▶ [Task description] Find every line below with the word "icon" in it, and copy each one.

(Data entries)

▬▬▬▬▬▬

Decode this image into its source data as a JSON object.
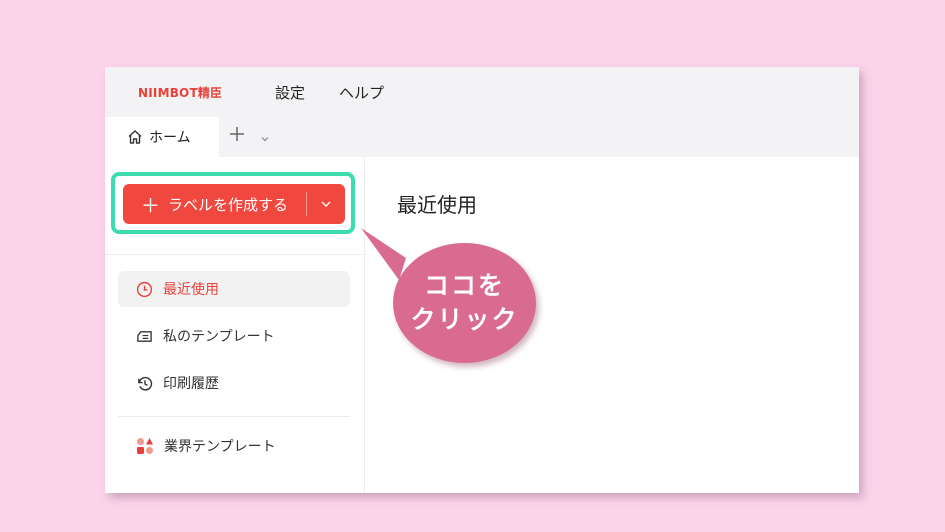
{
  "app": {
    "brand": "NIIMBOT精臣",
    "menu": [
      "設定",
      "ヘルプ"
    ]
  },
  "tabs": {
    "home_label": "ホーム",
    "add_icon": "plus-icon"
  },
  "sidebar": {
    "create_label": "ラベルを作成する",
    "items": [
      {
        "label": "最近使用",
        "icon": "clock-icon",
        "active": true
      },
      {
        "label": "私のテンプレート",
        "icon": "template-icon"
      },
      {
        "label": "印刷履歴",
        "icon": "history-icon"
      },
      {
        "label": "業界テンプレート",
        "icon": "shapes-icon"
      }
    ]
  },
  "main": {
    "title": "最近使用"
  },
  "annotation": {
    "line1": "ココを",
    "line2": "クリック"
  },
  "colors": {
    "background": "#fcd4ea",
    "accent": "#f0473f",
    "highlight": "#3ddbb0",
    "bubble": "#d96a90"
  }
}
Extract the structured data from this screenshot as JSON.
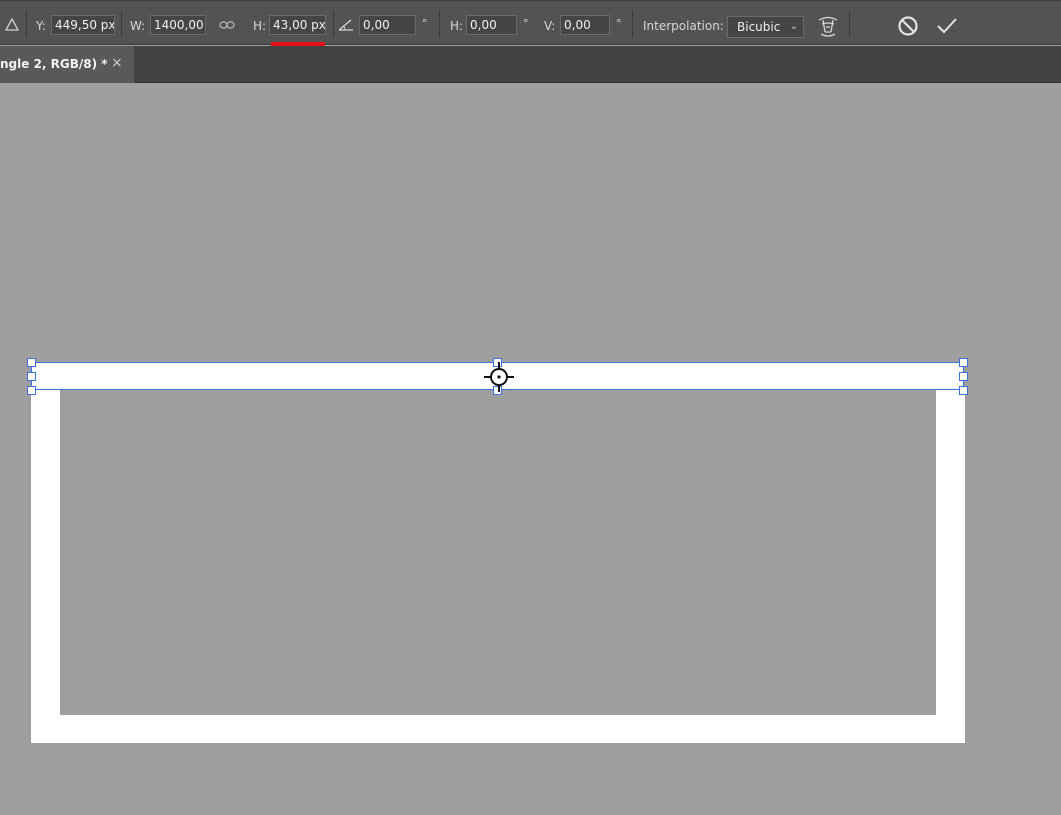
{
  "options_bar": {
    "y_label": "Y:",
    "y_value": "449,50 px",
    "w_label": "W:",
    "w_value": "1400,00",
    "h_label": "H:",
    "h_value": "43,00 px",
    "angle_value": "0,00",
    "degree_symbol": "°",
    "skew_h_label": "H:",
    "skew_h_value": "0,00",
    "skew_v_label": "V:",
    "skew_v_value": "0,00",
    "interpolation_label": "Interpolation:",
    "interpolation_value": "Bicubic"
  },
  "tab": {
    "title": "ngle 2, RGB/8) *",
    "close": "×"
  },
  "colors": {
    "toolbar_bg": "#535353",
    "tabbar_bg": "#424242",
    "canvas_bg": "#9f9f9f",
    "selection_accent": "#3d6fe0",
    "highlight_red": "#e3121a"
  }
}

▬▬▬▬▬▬

▶ [Response area]
    "add_icon": "plus-icon"
        "icon": "clock-icon",
        "icon": "template-icon"
        "icon": "history-icon"
        "icon": "shapes-icon"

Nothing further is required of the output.